When I hear “forest” I think of Forrest Collier.
Forrest Collier is the reason I became student council president my senior year of high school. Forrest was popular, an athlete, and all around good guy. We both decided in tenth grade to run for president-elect of student council. Forest was a shoo-in.
But Forrest and several others in my class were disciplined for breaking several Christian-school rules, and as part of that punishment he was disqualified from running for office. It was already past the deadline for others to run, so I therefore won by default.
It was actually quite a disappointing way to win. There’s no way I would have won if he had ran. But to win by not really competing doesn’t feel like much of a “win.” I felt unworthy of the role — and felt that others felt me unworthy — because I wasn’t actually elected. I felt like I struggled to be respected in the role because no one had chose me to be their leader. They were stuck with me.
But I did the job anyhow and to the best of my ability. I served my year as president-elect, in the shadow of the outgoing president, learning how to do the job. And my senior year I was president, running the student council meetings and taking lead in the all the student council projects. The experience was good for me. It looked great on my high school resume, of course. Parts of it were fun. It helped me be more outgoing, and more social outside of my usual circle of friends. It gave me a taste of leadership and made me more confident in speaking up and sharing my ideas.

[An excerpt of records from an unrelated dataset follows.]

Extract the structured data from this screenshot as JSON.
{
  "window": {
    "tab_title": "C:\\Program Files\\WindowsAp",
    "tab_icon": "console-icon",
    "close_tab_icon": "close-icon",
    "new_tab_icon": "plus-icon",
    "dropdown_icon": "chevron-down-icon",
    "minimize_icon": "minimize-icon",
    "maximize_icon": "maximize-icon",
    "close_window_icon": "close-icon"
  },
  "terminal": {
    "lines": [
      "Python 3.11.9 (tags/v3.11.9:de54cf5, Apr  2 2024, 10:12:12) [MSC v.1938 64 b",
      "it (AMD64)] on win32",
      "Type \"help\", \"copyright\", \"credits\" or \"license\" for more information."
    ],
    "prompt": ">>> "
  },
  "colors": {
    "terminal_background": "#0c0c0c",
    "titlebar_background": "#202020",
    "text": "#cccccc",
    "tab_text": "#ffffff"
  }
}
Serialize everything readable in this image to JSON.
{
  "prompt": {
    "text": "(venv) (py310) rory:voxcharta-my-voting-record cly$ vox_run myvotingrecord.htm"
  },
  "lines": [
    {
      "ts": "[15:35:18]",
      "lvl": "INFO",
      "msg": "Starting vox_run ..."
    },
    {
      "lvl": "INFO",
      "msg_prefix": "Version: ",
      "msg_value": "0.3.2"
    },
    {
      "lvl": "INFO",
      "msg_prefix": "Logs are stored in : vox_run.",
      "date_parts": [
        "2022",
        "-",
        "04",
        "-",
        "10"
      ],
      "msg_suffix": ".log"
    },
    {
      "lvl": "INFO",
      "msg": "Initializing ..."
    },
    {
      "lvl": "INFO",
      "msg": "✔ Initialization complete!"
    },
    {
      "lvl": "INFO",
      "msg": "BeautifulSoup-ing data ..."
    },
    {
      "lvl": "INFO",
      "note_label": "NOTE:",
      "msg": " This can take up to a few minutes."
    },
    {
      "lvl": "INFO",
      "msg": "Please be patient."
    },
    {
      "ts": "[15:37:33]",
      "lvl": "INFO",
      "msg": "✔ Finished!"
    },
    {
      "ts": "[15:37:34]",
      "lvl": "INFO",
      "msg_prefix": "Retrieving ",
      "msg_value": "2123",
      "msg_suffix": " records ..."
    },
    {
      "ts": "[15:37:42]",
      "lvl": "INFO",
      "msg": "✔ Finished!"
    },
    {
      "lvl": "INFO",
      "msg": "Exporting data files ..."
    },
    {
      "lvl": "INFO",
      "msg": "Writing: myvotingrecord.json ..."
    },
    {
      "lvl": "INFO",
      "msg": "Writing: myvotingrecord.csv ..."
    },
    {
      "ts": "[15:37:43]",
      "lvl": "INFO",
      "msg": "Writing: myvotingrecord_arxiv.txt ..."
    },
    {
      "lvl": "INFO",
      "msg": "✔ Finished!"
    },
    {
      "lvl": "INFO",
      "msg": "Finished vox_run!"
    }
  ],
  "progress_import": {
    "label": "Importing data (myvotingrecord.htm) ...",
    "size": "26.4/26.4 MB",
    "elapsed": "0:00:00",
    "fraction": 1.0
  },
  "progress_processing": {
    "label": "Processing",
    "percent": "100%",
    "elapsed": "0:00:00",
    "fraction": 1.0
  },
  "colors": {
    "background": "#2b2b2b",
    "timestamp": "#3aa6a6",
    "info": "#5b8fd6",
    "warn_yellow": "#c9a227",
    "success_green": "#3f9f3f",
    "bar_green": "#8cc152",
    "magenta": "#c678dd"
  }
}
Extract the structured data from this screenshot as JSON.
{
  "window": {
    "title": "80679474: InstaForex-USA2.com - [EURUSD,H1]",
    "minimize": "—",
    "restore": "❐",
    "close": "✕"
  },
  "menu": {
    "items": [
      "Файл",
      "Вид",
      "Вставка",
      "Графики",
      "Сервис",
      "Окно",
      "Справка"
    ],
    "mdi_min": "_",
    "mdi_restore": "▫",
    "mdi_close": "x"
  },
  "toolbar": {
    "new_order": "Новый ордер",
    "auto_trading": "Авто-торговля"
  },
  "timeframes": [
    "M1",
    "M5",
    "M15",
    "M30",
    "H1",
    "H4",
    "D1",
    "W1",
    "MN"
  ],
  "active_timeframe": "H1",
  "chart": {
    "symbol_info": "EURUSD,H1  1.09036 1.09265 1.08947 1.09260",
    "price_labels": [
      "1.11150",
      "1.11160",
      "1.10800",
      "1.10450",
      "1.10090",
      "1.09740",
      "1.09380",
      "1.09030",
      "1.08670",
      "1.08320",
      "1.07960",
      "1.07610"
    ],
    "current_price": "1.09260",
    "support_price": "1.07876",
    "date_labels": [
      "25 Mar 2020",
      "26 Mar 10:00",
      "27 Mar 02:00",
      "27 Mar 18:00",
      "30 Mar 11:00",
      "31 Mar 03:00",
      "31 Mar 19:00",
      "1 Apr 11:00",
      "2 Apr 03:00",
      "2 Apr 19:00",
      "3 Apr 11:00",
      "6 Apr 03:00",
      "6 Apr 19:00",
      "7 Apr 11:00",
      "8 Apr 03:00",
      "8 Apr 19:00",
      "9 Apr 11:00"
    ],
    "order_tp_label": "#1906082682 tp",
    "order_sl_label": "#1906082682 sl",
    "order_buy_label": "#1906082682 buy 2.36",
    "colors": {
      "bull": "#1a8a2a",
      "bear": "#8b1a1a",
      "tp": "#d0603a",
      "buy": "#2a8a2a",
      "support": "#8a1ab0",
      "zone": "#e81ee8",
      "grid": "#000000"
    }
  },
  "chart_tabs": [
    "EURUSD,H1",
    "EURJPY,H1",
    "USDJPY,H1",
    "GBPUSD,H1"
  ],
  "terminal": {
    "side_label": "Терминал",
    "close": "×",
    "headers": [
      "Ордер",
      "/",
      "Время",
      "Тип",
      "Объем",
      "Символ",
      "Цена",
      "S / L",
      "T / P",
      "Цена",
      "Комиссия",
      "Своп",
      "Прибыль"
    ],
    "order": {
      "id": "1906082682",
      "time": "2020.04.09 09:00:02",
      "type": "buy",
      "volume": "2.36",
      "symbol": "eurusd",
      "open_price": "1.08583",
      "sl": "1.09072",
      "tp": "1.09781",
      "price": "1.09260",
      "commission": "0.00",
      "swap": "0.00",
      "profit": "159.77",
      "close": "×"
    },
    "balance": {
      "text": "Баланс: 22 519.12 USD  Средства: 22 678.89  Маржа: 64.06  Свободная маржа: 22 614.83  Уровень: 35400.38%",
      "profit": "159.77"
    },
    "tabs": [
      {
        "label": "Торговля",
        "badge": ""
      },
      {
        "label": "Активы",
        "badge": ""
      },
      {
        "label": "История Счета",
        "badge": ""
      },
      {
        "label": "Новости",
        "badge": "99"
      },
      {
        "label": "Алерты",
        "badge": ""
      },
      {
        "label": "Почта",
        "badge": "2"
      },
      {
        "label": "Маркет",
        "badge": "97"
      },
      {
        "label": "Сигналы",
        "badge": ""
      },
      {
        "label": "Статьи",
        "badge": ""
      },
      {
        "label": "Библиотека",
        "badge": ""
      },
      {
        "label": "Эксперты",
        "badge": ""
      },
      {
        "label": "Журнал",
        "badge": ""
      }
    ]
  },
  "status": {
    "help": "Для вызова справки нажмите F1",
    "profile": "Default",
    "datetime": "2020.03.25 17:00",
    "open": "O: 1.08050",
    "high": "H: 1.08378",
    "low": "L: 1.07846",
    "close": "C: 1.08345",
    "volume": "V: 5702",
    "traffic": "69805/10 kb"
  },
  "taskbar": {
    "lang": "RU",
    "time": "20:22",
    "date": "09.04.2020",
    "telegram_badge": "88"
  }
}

It was potentially one of the highlights of high school in terms of lasting effects. I always felt bad, though, that Forrest was robbed of that opportunity. He changed schools and I have no idea what happened to him. I hope not being student council president turned out to be as good for him as being student council president turned out to be for me.